Answer: The photoelectric effect is a phenomenon in which electrons are emitted from the surface of matter (usually metals) when light shines upon it. Einstein explained the effect by proposing that light consists of small particles, or quanta, called photons, which carry energy that is proportional to the frequency of light. The electrons in the matter that absorb the energy of the photon get ejected. These findings were published in 1905 in the paper “On a Heuristic Viewpoint Concerning the Production and Transformation of Light”. Einstein’s observations that the photoelectric effect could only be explained if light behaves like a particle, not a wave, was instrumental in establishing the hypothesis that light can behave both like a wave and a particle.

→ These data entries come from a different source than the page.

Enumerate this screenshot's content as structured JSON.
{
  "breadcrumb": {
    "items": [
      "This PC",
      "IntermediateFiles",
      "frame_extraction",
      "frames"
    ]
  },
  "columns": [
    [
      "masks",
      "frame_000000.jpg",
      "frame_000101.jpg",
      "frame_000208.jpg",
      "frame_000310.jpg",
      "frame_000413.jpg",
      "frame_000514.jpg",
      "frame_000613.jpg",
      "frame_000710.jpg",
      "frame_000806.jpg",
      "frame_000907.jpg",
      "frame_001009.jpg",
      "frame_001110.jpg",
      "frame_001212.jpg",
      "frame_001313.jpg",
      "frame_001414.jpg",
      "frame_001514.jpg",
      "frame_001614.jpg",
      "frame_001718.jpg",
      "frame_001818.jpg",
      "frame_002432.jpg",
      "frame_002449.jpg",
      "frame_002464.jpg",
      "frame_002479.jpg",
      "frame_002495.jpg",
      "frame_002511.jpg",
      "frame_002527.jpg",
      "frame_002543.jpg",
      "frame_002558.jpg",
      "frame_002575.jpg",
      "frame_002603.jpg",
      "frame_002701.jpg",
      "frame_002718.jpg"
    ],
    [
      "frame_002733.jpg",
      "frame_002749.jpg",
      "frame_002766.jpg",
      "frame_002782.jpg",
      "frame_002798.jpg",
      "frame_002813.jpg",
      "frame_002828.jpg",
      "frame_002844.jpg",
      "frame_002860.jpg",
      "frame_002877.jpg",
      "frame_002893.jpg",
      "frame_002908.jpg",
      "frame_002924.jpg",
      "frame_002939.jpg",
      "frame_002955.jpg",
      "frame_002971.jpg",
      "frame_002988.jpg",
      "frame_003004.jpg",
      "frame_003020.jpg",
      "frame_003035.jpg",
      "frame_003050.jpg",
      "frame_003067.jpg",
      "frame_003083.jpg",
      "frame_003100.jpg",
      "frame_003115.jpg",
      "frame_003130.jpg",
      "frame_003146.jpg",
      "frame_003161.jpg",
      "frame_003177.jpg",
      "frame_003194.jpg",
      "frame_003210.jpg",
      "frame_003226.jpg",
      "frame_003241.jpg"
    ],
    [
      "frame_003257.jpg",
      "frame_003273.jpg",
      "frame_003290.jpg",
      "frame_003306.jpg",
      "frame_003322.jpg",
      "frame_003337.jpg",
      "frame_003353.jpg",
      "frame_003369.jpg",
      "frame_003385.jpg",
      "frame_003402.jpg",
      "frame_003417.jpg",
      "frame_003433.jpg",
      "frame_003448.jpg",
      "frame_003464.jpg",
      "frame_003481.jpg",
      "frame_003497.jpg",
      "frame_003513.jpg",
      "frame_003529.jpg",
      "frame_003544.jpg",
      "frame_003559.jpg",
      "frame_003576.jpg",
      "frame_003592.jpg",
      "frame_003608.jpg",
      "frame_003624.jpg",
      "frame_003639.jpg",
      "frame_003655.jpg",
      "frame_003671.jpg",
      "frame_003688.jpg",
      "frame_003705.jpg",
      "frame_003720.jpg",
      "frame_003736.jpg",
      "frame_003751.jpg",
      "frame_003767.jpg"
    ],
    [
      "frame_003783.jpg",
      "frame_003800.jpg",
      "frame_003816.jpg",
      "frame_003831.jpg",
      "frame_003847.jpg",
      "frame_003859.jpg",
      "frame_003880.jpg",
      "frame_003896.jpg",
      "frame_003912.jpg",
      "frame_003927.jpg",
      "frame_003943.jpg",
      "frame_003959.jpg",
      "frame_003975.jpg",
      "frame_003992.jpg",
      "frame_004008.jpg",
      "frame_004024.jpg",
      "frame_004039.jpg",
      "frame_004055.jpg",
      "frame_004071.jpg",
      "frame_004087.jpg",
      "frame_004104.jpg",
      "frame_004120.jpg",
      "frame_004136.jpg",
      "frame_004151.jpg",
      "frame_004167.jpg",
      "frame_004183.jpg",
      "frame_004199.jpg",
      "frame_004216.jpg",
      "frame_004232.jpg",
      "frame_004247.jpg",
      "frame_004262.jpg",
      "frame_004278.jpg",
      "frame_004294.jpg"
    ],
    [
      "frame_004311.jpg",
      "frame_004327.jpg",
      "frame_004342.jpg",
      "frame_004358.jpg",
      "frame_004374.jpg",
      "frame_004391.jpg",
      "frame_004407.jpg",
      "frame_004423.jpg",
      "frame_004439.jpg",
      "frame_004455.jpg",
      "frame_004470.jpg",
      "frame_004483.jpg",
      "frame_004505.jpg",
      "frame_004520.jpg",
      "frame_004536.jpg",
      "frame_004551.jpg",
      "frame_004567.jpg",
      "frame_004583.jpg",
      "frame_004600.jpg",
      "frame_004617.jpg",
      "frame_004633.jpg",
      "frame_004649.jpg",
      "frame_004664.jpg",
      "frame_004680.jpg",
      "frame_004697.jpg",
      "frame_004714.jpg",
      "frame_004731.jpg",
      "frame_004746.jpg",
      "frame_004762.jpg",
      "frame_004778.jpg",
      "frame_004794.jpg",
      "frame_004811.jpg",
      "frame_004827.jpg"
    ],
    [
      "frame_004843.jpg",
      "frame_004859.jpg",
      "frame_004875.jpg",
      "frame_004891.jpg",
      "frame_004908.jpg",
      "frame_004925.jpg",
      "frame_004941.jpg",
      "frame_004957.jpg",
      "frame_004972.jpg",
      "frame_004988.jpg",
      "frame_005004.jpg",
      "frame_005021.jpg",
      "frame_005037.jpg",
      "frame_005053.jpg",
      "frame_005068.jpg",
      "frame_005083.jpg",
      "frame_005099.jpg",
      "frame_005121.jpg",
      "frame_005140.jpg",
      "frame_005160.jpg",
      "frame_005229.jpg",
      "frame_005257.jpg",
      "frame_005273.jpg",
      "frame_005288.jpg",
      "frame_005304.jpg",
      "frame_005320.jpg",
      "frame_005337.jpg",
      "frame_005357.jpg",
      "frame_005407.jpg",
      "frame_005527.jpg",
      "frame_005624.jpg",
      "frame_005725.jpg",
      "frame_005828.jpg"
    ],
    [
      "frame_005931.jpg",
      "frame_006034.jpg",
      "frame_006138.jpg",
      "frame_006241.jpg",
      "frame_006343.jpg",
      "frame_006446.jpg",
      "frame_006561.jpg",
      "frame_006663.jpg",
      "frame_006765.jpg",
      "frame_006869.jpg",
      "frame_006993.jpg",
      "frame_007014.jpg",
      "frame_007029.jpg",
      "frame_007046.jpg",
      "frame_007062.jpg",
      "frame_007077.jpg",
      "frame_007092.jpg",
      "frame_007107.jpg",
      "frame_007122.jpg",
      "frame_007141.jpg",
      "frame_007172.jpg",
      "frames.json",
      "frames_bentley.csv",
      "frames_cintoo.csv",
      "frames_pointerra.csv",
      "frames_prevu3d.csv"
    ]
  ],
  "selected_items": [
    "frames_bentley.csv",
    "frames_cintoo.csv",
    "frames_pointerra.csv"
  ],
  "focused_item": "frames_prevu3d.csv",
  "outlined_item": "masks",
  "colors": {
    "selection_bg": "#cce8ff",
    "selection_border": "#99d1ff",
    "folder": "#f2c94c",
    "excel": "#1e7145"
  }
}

Answer: The photoelectric effect is very important for our daily life. It is the basis for photosynthesis, which is like a very effective solar cell where sunlight is absorbed by plants to make them grow. The effect also forms the basis for a variety of devices such as photodiodes, which are used in light detection within fibre optics, telecommunications networks, solar cells, imaging and many other applications.